Beastly Review

Review of: Beastly Review
Amy Curtis

Reviewed by:
On March 24, 2011
Last modified:June 2, 2013


So this isn’t a great re-imagining of the classic fairy tale Beauty and the Beast, but Beastly does have mass tweener appeal.

Beastly Review

So this isn’t a great re-imagining of the classic fairy tale Beauty and the Beast, but Beastly does have mass tweener appeal. It’s a charming bit of fluff, all said, with plenty of cheesy pre-pubescent humor and cutsie romance.

Alex Pettyfer, a hot commodity right now in Hollywood, stars as the “beast” (aka Kyle). Kyle is the coolest (and hottest) guy in his elite private high school. His father is a famous anchorman, and has taught Kyle from a young age that looks are everything (and those that don’t think so are either dumb or ugly). Kyle seems to have it all, well all of it except any real depth of character or kindness. He picks on a bizarre witchy fringe-type, setting her up and then humiliating her at a high school party. This incurs her wrath, and she curses him with the very worst thing he can imagine: ugliness.

Suffering under a curse that makes him as hideous on the outside as he is on the inside, Kyle must find someone who will love him within a year. If he doesn’t he’s doomed to live out his life as an ugly creature. After his change of fortune, his father buys him an isolated home on the outskirts of the city, and after a short time stops visiting all together. He does hire a tutor (played with dry humor by Neil Patrick Harris) for his estranged son, and there’s the family maid. But for the most part, Kyle retreats into a hermetic life with his ugliness. Lucky for him, Lindy (Vanessa Hudgens) is not only a cute fellow student but she has the distinct advantage of not being the least bit shallow. A fortunate twist of fate gives Kyle the opportunity to barter with Lindy’s father for her, and before long he is seeing the world in a brand new light.

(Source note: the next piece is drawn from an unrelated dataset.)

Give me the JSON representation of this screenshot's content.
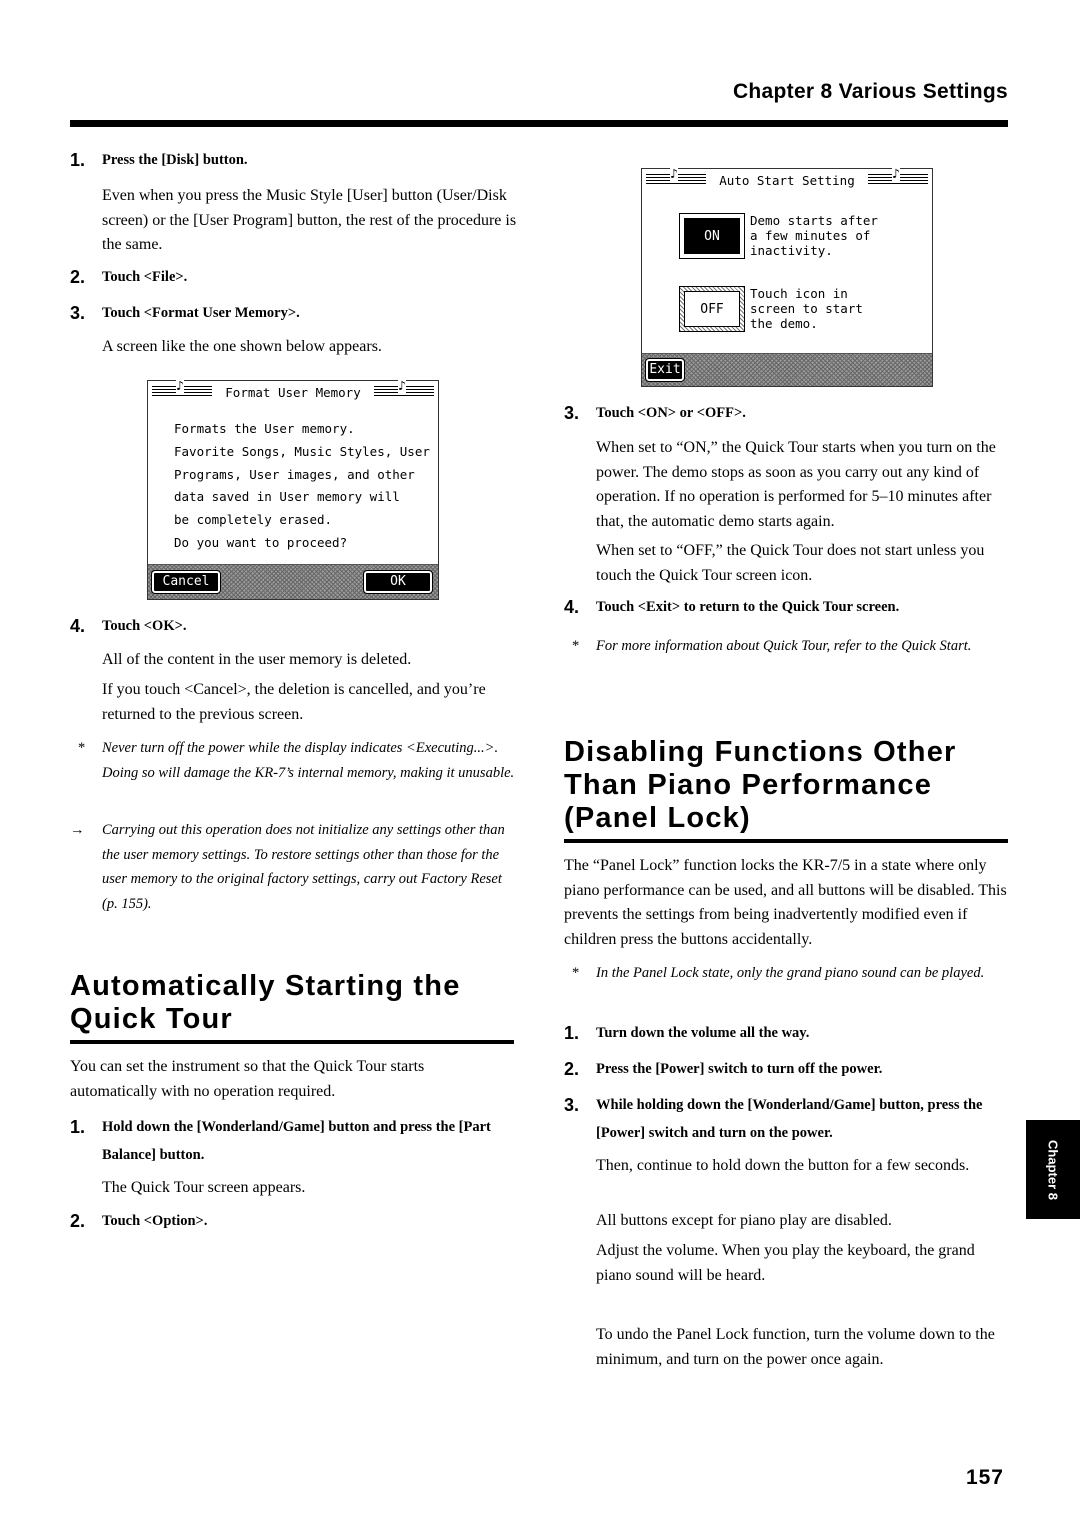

The story is a modern re-telling of the fairy tale, based on a young adult novel by Alex Flinn. It lacks any real depth, and sometimes (might be my advanced years) I just didn’t get the jokes. The film opens with a scene of Kyle giving a sort of campaign speech. He’s running for president of the Green committee, and his rallying cry is “embrace the suck.” This also gets tattooed onto his face when he’s cursed, so it seems like an important story element. But I just don’t get what relevance the motto “embrace the suck” has, even after hearing it in the context of his campaign speech. The romantic elements are cute but extremely convenient. Character development is a non-entity, and thus the movie particularly suffers as Kyle’s character must go through a transformation of the heart as well as the face. We see his change of heart, but don’t buy it.

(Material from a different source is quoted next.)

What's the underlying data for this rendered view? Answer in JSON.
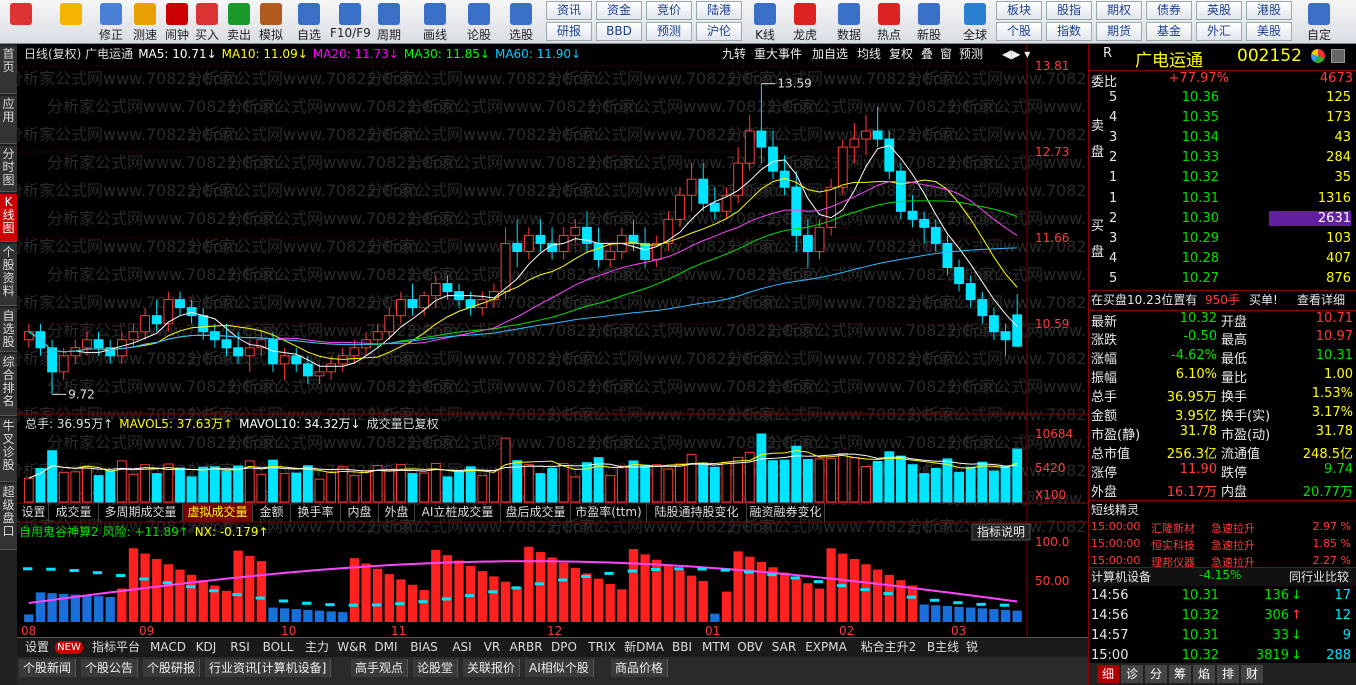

Sweet love-interest Lindy is played by Vanessa Hudgens, of High School Musical fame. She’s cute but extremely light-weight, and the role proved too much for her acting abilities. Pettyfer did a decent job with what he was given, but Harris really stole the show. His sarcastic blind tutor was the most interesting and best-acted character. Of course, he can’t be blamed for the dialogue. The witch Kendra is played with uncomfortable awkwardness by Mary-Kate Olsen. I’m not sure what rock she’s been hiding under for the last few years, but she needs to crawl back under it. Her acting was worse, if possible, than Hudgens’.

After Kyle’s character goes through the magical transformation and becomes the “beast,” his face, head and body are covered in tats and scars. His hair is gone, and there’s a pretty cool magical tattoo on his arm that shows when his time is up. The problem is he’s still too pretty. The make-up effects do little to turn Pettyfer into a hideous monster. He still runs around with the body/profile of a Greek god…if they had made him 300 pounds on top of the make-up job, that might constitute an actual curse. As is, his “disfigurement” comes across as more of an inconvenience.

Beastly is a cute film, but without much cinematic merit. The story and dialogue were too ridiculous and juvenile to be taken seriously. I know some 13-year-olds that will love this, but the cinephiles will definitely be disappointed.

Beastly Review

So this isn’t a great re-imagining of the classic fairy tale Beauty and the Beast, but Beastly does have mass tweener appeal.